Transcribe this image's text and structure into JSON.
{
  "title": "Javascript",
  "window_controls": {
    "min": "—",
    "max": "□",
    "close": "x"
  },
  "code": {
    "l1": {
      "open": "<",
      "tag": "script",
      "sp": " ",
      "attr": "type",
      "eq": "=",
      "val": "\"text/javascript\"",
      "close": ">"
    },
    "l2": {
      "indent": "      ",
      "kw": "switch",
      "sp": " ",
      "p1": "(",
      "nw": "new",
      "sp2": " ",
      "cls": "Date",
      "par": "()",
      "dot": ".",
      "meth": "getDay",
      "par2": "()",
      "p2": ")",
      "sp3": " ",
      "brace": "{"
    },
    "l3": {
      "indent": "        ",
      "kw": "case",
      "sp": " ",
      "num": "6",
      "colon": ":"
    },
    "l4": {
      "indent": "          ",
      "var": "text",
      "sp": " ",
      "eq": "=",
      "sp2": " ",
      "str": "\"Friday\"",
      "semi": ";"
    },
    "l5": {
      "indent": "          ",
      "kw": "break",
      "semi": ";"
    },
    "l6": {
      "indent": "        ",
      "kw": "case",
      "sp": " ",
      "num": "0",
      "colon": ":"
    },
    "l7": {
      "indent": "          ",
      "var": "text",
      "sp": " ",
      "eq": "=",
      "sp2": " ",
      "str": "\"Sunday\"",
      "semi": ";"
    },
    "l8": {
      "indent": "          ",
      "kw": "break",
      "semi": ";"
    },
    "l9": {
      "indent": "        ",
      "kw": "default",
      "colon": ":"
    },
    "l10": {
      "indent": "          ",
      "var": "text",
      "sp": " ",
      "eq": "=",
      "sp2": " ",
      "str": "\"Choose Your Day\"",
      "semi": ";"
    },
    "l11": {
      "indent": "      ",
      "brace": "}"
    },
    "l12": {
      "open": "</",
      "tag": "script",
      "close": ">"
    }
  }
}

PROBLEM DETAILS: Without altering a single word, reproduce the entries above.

REPLY TO THE EXERCISE:
Transcribe this image's text and structure into JSON.
{
  "title": "Javascript",
  "window_controls": {
    "min": "—",
    "max": "□",
    "close": "x"
  },
  "code": {
    "l1": {
      "open": "<",
      "tag": "script",
      "sp": " ",
      "attr": "type",
      "eq": "=",
      "val": "\"text/javascript\"",
      "close": ">"
    },
    "l2": {
      "indent": "      ",
      "kw": "switch",
      "sp": " ",
      "p1": "(",
      "nw": "new",
      "sp2": " ",
      "cls": "Date",
      "par": "()",
      "dot": ".",
      "meth": "getDay",
      "par2": "()",
      "p2": ")",
      "sp3": " ",
      "brace": "{"
    },
    "l3": {
      "indent": "        ",
      "kw": "case",
      "sp": " ",
      "num": "6",
      "colon": ":"
    },
    "l4": {
      "indent": "          ",
      "var": "text",
      "sp": " ",
      "eq": "=",
      "sp2": " ",
      "str": "\"Friday\"",
      "semi": ";"
    },
    "l5": {
      "indent": "          ",
      "kw": "break",
      "semi": ";"
    },
    "l6": {
      "indent": "        ",
      "kw": "case",
      "sp": " ",
      "num": "0",
      "colon": ":"
    },
    "l7": {
      "indent": "          ",
      "var": "text",
      "sp": " ",
      "eq": "=",
      "sp2": " ",
      "str": "\"Sunday\"",
      "semi": ";"
    },
    "l8": {
      "indent": "          ",
      "kw": "break",
      "semi": ";"
    },
    "l9": {
      "indent": "        ",
      "kw": "default",
      "colon": ":"
    },
    "l10": {
      "indent": "          ",
      "var": "text",
      "sp": " ",
      "eq": "=",
      "sp2": " ",
      "str": "\"Choose Your Day\"",
      "semi": ";"
    },
    "l11": {
      "indent": "      ",
      "brace": "}"
    },
    "l12": {
      "open": "</",
      "tag": "script",
      "close": ">"
    }
  }
}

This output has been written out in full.